**What to do:** In the listing that follows, copy out each line that includes the word "body".

**Record set:**
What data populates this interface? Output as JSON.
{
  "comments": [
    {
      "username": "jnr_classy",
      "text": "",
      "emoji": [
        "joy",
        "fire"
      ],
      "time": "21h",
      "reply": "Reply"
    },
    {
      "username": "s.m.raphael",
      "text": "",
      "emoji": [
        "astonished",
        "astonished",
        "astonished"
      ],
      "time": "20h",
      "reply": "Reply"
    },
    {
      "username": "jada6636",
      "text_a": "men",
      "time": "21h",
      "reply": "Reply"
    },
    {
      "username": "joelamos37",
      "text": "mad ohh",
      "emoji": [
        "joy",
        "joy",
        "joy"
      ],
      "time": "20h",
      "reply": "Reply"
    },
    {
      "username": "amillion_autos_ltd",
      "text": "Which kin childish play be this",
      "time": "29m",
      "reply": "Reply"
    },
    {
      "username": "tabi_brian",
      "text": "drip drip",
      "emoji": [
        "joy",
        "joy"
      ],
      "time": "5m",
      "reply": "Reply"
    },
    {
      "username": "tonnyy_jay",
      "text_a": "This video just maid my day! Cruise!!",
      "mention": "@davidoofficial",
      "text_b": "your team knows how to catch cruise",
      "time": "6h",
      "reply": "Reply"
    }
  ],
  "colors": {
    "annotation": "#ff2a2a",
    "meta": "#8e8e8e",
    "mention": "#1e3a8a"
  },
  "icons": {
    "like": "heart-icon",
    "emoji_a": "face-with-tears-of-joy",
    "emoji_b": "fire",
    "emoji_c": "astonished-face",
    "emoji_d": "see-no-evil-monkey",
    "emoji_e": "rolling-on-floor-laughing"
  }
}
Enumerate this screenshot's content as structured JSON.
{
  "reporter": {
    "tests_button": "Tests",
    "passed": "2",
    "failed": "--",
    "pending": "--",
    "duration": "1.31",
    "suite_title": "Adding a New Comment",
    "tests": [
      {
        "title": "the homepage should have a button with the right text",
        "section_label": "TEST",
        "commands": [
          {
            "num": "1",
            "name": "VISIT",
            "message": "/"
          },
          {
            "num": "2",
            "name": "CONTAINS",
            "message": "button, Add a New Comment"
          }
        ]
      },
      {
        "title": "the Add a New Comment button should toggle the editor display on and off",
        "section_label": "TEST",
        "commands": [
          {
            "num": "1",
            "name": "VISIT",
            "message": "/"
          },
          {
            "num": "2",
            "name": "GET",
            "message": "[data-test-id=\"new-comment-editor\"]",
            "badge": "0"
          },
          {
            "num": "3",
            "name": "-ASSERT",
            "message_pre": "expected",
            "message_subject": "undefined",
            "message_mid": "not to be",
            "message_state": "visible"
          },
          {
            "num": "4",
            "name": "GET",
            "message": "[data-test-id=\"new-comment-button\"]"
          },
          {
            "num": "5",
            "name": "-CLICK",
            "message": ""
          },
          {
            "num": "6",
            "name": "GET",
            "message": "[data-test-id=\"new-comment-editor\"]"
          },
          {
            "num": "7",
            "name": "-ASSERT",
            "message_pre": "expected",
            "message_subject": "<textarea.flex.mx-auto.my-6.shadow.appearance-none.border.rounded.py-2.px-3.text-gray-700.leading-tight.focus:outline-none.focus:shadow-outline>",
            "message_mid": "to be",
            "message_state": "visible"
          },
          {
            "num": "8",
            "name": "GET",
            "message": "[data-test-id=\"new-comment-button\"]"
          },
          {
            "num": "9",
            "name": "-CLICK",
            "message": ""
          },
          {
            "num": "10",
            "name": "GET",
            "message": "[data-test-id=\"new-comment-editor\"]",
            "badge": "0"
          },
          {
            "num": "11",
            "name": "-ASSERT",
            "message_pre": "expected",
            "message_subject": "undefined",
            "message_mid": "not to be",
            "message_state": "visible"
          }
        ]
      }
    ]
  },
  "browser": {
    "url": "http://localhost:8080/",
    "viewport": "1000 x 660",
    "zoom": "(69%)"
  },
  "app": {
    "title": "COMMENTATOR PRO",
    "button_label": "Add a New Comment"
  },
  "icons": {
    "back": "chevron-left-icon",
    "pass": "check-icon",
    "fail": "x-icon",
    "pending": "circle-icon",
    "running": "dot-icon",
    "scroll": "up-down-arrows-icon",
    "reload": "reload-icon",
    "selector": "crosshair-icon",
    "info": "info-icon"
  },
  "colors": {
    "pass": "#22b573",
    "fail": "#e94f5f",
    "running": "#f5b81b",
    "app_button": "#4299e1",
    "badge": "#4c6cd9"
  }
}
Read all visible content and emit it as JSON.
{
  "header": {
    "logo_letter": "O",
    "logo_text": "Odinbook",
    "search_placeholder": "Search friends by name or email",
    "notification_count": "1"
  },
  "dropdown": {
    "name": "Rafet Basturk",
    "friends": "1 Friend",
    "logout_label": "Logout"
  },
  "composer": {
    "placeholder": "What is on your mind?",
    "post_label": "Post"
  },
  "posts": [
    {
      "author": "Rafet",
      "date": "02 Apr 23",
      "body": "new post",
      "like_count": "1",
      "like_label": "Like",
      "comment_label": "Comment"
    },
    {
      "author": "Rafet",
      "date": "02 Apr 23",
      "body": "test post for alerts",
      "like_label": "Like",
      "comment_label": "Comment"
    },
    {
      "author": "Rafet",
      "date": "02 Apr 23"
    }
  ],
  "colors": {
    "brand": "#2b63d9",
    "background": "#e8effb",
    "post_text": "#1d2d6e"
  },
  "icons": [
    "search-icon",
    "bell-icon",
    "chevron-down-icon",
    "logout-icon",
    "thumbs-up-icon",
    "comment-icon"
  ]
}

**Task result:**
      "body": "new post",
      "body": "test post for alerts",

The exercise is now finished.